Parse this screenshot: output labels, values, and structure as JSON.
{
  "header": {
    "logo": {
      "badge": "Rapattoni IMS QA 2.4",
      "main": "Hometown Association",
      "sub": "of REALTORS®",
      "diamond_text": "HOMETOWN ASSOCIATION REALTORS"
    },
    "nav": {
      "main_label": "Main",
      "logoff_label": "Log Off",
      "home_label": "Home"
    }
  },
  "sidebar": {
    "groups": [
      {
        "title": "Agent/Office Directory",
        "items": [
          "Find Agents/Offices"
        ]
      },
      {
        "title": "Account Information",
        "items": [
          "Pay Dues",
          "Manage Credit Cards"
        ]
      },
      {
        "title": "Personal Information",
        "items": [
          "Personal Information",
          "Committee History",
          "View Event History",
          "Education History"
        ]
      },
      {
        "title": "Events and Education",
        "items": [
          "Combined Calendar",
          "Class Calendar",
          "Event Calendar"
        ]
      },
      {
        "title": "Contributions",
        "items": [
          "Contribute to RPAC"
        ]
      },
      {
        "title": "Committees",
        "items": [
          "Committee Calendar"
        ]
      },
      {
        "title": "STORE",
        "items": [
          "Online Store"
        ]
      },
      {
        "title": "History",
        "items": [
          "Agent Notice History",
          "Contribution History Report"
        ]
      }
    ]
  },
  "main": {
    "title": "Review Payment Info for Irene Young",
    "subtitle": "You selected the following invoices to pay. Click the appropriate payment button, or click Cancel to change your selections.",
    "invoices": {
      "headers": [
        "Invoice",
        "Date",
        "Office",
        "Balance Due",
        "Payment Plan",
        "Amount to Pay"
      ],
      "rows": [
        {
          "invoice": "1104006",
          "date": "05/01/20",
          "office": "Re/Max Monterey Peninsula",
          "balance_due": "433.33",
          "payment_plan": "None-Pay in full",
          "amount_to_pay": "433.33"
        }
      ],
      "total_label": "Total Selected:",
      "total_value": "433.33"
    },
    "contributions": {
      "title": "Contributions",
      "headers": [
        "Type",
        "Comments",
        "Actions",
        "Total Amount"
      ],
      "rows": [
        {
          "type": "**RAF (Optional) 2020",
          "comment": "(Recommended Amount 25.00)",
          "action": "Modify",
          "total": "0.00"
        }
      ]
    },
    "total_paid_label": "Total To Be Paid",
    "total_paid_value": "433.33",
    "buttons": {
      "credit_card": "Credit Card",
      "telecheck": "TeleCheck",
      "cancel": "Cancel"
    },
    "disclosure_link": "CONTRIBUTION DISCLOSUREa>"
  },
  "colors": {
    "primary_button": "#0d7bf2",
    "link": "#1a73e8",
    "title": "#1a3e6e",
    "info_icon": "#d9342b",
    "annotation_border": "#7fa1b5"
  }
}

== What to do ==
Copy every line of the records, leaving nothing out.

== Solved problem ==
Parse this screenshot: output labels, values, and structure as JSON.
{
  "header": {
    "logo": {
      "badge": "Rapattoni IMS QA 2.4",
      "main": "Hometown Association",
      "sub": "of REALTORS®",
      "diamond_text": "HOMETOWN ASSOCIATION REALTORS"
    },
    "nav": {
      "main_label": "Main",
      "logoff_label": "Log Off",
      "home_label": "Home"
    }
  },
  "sidebar": {
    "groups": [
      {
        "title": "Agent/Office Directory",
        "items": [
          "Find Agents/Offices"
        ]
      },
      {
        "title": "Account Information",
        "items": [
          "Pay Dues",
          "Manage Credit Cards"
        ]
      },
      {
        "title": "Personal Information",
        "items": [
          "Personal Information",
          "Committee History",
          "View Event History",
          "Education History"
        ]
      },
      {
        "title": "Events and Education",
        "items": [
          "Combined Calendar",
          "Class Calendar",
          "Event Calendar"
        ]
      },
      {
        "title": "Contributions",
        "items": [
          "Contribute to RPAC"
        ]
      },
      {
        "title": "Committees",
        "items": [
          "Committee Calendar"
        ]
      },
      {
        "title": "STORE",
        "items": [
          "Online Store"
        ]
      },
      {
        "title": "History",
        "items": [
          "Agent Notice History",
          "Contribution History Report"
        ]
      }
    ]
  },
  "main": {
    "title": "Review Payment Info for Irene Young",
    "subtitle": "You selected the following invoices to pay. Click the appropriate payment button, or click Cancel to change your selections.",
    "invoices": {
      "headers": [
        "Invoice",
        "Date",
        "Office",
        "Balance Due",
        "Payment Plan",
        "Amount to Pay"
      ],
      "rows": [
        {
          "invoice": "1104006",
          "date": "05/01/20",
          "office": "Re/Max Monterey Peninsula",
          "balance_due": "433.33",
          "payment_plan": "None-Pay in full",
          "amount_to_pay": "433.33"
        }
      ],
      "total_label": "Total Selected:",
      "total_value": "433.33"
    },
    "contributions": {
      "title": "Contributions",
      "headers": [
        "Type",
        "Comments",
        "Actions",
        "Total Amount"
      ],
      "rows": [
        {
          "type": "**RAF (Optional) 2020",
          "comment": "(Recommended Amount 25.00)",
          "action": "Modify",
          "total": "0.00"
        }
      ]
    },
    "total_paid_label": "Total To Be Paid",
    "total_paid_value": "433.33",
    "buttons": {
      "credit_card": "Credit Card",
      "telecheck": "TeleCheck",
      "cancel": "Cancel"
    },
    "disclosure_link": "CONTRIBUTION DISCLOSUREa>"
  },
  "colors": {
    "primary_button": "#0d7bf2",
    "link": "#1a73e8",
    "title": "#1a3e6e",
    "info_icon": "#d9342b",
    "annotation_border": "#7fa1b5"
  }
}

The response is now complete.